§ **What you will do**:
Copy out every line of the listing in which "value" appears.

§ **Data to examine**:
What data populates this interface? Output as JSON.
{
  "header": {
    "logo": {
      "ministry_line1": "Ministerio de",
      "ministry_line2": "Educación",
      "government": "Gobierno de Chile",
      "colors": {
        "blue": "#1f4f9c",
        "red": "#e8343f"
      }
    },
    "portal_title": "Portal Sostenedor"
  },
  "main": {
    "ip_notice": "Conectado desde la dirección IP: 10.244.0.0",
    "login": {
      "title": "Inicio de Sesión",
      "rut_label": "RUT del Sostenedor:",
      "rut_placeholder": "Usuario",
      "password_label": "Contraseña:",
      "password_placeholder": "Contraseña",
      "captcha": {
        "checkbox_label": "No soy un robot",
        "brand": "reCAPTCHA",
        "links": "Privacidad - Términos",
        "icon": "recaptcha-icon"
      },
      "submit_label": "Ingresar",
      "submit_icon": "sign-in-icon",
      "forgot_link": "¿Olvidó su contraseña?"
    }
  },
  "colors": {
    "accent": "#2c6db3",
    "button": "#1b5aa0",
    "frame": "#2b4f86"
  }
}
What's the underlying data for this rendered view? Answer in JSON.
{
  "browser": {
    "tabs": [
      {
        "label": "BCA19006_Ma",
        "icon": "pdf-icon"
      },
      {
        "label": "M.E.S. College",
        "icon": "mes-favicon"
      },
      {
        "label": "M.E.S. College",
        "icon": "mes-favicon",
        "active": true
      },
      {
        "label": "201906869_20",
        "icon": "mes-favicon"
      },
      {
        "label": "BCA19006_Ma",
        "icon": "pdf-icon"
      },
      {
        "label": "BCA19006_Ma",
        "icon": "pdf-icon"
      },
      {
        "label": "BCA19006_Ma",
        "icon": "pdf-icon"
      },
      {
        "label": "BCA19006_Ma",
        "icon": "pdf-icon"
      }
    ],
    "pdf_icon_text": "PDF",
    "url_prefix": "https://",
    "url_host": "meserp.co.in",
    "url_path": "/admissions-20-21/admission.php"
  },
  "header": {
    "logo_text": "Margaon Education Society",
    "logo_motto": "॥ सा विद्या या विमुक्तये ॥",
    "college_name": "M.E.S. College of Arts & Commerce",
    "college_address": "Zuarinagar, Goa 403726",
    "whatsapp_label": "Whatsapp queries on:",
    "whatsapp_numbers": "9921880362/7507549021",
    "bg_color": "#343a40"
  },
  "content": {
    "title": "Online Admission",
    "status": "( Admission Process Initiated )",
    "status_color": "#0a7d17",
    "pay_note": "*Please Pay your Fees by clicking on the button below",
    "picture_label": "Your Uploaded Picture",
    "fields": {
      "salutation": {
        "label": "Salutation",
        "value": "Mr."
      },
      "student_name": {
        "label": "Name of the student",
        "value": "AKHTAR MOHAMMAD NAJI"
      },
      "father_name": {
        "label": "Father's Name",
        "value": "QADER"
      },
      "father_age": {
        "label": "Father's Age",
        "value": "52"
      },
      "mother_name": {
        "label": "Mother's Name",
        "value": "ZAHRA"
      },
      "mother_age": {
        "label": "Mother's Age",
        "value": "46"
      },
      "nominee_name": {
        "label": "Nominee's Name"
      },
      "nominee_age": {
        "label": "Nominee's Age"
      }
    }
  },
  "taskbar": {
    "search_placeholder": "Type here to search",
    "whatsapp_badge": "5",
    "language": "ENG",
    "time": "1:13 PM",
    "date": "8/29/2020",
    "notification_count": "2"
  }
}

§ **Your response**:
        "value": "Mr."
        "value": "AKHTAR MOHAMMAD NAJI"
        "value": "QADER"
        "value": "52"
        "value": "ZAHRA"
        "value": "46"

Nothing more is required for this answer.